    Basalt and granite make up the crust, and the underlying heavy peridotite makes up the mantle, which extends all the way down to the top of the molten outer core of the Earth at 1,800 miles (2,900 kilometers) depth. The boundary between the crust and the mantle is called the Moho (Figures 2-1 and 2-2), shorthand for the name of the Croatian seismologist, Andrija Mohorovičić, who discovered it in 1909. The Moho beneath the continents is commonly at depths of 20 to 40 miles (35 to 70 kilometers), deepest beneath mountain ranges, whereas the Moho beneath ocean basins may be no more than 6 miles beneath the seafloor.

    The continents, made up of granite, which has relatively low density, stand higher than the ocean basins underlain by basalt and peridotite for the same reason that icebergs float on the ocean, or ice cubes float in a glass of ice tea.
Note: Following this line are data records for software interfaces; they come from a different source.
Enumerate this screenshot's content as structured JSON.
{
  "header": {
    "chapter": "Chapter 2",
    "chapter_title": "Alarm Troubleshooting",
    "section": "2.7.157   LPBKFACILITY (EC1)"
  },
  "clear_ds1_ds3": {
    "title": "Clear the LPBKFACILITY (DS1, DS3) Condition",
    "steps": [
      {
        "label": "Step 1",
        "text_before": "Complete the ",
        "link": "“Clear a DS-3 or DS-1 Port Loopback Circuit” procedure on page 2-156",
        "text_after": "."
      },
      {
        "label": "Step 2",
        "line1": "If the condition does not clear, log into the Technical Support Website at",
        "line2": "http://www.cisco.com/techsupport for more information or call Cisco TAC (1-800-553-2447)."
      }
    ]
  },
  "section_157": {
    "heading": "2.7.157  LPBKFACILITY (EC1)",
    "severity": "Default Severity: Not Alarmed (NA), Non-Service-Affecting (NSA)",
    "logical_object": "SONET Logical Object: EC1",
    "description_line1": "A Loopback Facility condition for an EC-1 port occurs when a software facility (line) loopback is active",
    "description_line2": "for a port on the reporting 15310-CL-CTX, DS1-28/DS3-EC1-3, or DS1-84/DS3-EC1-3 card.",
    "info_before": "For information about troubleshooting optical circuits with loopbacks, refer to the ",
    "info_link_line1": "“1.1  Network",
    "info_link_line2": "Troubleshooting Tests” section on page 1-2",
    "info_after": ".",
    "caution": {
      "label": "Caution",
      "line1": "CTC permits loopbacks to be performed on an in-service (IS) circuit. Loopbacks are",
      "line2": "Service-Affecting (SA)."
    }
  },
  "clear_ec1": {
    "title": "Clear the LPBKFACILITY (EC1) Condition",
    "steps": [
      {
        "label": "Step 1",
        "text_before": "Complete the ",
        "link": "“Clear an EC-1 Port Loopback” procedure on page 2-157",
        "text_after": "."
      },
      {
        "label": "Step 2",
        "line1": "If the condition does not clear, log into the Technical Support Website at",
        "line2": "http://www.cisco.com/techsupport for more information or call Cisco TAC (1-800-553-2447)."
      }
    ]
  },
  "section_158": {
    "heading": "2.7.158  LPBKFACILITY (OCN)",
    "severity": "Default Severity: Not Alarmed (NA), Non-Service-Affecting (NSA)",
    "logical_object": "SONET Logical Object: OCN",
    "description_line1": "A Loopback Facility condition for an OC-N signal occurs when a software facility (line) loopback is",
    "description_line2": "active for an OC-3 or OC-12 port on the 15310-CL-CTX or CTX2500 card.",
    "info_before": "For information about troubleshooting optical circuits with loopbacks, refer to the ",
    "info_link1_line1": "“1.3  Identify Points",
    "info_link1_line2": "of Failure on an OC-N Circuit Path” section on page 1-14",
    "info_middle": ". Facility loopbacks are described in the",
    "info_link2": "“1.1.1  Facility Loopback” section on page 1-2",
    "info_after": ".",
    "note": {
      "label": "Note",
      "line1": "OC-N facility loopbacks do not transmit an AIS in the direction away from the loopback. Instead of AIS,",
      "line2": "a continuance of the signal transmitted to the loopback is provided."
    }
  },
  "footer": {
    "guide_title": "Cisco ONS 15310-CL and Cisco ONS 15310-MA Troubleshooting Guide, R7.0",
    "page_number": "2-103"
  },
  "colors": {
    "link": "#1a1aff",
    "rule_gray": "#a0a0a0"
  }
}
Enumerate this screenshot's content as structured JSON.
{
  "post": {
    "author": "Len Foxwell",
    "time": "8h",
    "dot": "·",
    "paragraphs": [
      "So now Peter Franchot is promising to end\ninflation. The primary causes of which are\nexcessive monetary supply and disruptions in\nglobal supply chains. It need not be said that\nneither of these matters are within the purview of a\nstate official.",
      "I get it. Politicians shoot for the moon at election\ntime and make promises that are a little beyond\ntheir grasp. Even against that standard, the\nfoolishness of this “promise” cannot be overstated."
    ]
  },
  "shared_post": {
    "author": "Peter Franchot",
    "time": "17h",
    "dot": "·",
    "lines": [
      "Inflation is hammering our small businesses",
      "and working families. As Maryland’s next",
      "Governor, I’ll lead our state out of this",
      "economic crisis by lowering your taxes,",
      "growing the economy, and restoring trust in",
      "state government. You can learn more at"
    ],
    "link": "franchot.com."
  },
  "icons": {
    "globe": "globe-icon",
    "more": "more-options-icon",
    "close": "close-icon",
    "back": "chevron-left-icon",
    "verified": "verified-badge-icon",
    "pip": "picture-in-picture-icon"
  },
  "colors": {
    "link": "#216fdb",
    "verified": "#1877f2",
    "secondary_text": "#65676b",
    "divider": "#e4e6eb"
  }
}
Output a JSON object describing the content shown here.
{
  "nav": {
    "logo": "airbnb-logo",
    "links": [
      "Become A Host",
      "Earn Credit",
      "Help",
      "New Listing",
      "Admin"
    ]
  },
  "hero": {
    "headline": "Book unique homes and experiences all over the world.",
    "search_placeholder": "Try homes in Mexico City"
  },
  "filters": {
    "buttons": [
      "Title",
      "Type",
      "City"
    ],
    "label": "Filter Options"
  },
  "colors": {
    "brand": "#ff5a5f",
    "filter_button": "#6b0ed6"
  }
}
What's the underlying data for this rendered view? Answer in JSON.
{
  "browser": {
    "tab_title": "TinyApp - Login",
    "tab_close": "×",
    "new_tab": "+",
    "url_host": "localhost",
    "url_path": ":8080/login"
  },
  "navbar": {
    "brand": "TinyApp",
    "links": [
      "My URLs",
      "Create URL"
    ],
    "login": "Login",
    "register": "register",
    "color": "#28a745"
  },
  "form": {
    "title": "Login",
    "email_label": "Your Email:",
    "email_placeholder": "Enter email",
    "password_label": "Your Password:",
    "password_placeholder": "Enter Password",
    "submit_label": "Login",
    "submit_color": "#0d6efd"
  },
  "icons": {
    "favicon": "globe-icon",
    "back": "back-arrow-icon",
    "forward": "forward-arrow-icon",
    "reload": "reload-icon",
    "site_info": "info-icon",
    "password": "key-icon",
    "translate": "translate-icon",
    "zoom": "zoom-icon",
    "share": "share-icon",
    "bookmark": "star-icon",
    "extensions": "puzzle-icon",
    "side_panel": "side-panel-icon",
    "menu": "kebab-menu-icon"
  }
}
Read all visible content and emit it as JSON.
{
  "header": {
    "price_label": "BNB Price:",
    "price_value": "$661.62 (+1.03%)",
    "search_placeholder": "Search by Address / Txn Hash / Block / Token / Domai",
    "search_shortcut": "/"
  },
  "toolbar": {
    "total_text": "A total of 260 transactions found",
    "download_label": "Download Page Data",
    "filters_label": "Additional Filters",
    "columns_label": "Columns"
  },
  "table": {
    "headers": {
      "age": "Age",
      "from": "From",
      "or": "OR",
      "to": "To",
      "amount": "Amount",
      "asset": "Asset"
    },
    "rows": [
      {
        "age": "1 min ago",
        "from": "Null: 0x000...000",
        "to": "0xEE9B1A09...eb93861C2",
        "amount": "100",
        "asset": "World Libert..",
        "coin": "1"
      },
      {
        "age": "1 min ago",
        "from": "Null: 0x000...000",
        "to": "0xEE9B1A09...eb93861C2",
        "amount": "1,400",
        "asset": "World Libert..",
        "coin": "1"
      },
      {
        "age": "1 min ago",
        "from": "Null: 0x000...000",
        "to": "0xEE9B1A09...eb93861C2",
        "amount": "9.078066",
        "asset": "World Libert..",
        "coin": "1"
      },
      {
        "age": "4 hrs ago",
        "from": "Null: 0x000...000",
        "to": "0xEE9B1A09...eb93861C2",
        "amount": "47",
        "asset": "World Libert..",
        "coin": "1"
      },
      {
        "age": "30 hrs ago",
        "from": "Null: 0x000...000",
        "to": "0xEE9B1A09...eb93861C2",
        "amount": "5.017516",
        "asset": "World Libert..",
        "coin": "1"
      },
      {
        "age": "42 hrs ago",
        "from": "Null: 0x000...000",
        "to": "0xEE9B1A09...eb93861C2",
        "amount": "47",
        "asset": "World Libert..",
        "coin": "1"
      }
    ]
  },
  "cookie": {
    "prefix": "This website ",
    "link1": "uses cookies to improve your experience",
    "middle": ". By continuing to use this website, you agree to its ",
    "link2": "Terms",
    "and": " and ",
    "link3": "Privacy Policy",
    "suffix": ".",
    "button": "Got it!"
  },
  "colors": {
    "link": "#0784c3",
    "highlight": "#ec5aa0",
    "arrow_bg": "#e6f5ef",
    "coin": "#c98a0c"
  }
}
And if you look at the ice cubes in your tea, you will see that there is quite a lot of ice below the surface of the tea. This ice of lower density beneath the surface balances and buoys up the ice that sticks up above the water. For the same reason, the granitic crust of the continents extends to depths in the Earth much greater than the basaltic crust of the ocean basins (Figure 2-2). The basaltic crust beneath ocean basins is relatively thin, and its relation to the mantle is more like the water freezing on the surface of a pond.

    But how can we use ice and water as a comparison with a solid rock? Water is a liquid, and the crust and mantle are solids.

     

    This comparison is valid for two reasons. First, rock at great depth is weak because it is subjected to blast furnace temperatures beneath the brittle-ductile transition. Second, the tectonic processes that cause continents to rise above ocean basins are extremely slow. We know from experiments that if the temperature is high enough, rock can flow as a solid, although it does so very slowly, fractions of an inch per year. This process, well known in metalworking, is called hot creep.

    We have seen that earthquakes occur in the brittle upper crust, but not in the hot, plastic lower crust which is too weak to store strain energy that could be released as earthquakes. The reason for this is the abundance in the crust of the light-colored minerals quartz and feldspar, minerals that become soft and weak at relatively low temperature, about 575˚F. For this reason, the upper crust beneath the continents is strong, but the lower crust is soft and weak. Oceanic crust, on the other hand, is so thin (Figure 2-2) that all of it is strong, and so is the upper mantle. Peridotite, the rock of the mantle, is made up of olivine and pyroxene, minerals that are still very strong at temperatures that prevail below the Moho, as high as 1,400-1,500˚F. These temperatures are reached at depths that may be as much as sixty miles (one hundred kilometers).

    The part of the outer Earth that is brittle and strong is called the lithosphere, and the weak part below is called the asthenosphere. Beneath the ocean basins, the lithosphere includes the thin crust and part of the upper mantle. Beneath the continents, the upper crust is brittle, but the lower crust is not. Below the Moho, the upper mantle may also be brittle and form the lowest layer of the continental lithosphere. So the continental crust can be compared to peanut butter between two crackers; both crackers are crunchy (brittle), but the peanut butter is soft (ductile lower crust). For the oceanic lithosphere, you don’t have any peanut butter, and the crunchy cracker is a lot thicker.

    The flow of solid rock in the asthenosphere produces strain in the strong lithosphere. It is the response of the lithosphere to this strain that causes earthquakes. All earthquakes occur within the lithosphere, including slabs of oceanic lithosphere that have been forced downward hundreds of miles into the asthenosphere.